> _TASK STATEMENT_
No line of the records may be dropped; print them all again exactly.

[Records from a collection]
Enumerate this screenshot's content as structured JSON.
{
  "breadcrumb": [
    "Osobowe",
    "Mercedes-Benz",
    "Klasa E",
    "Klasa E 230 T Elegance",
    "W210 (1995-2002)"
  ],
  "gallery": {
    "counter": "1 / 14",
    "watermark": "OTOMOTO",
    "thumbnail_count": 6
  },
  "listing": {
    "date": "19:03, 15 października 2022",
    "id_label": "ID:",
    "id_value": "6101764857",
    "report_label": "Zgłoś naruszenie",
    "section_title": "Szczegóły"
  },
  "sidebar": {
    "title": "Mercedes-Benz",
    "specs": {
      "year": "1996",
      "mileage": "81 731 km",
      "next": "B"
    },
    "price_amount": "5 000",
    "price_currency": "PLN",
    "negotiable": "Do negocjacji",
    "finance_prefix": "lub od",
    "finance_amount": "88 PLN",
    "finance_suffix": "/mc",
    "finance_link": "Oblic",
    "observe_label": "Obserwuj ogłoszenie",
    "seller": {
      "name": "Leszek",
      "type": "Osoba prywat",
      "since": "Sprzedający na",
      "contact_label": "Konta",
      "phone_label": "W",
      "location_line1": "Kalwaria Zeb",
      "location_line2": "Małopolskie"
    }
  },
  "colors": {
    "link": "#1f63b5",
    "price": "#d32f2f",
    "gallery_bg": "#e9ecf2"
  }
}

> _TASK RESPONSE_
Enumerate this screenshot's content as structured JSON.
{
  "breadcrumb": [
    "Osobowe",
    "Mercedes-Benz",
    "Klasa E",
    "Klasa E 230 T Elegance",
    "W210 (1995-2002)"
  ],
  "gallery": {
    "counter": "1 / 14",
    "watermark": "OTOMOTO",
    "thumbnail_count": 6
  },
  "listing": {
    "date": "19:03, 15 października 2022",
    "id_label": "ID:",
    "id_value": "6101764857",
    "report_label": "Zgłoś naruszenie",
    "section_title": "Szczegóły"
  },
  "sidebar": {
    "title": "Mercedes-Benz",
    "specs": {
      "year": "1996",
      "mileage": "81 731 km",
      "next": "B"
    },
    "price_amount": "5 000",
    "price_currency": "PLN",
    "negotiable": "Do negocjacji",
    "finance_prefix": "lub od",
    "finance_amount": "88 PLN",
    "finance_suffix": "/mc",
    "finance_link": "Oblic",
    "observe_label": "Obserwuj ogłoszenie",
    "seller": {
      "name": "Leszek",
      "type": "Osoba prywat",
      "since": "Sprzedający na",
      "contact_label": "Konta",
      "phone_label": "W",
      "location_line1": "Kalwaria Zeb",
      "location_line2": "Małopolskie"
    }
  },
  "colors": {
    "link": "#1f63b5",
    "price": "#d32f2f",
    "gallery_bg": "#e9ecf2"
  }
}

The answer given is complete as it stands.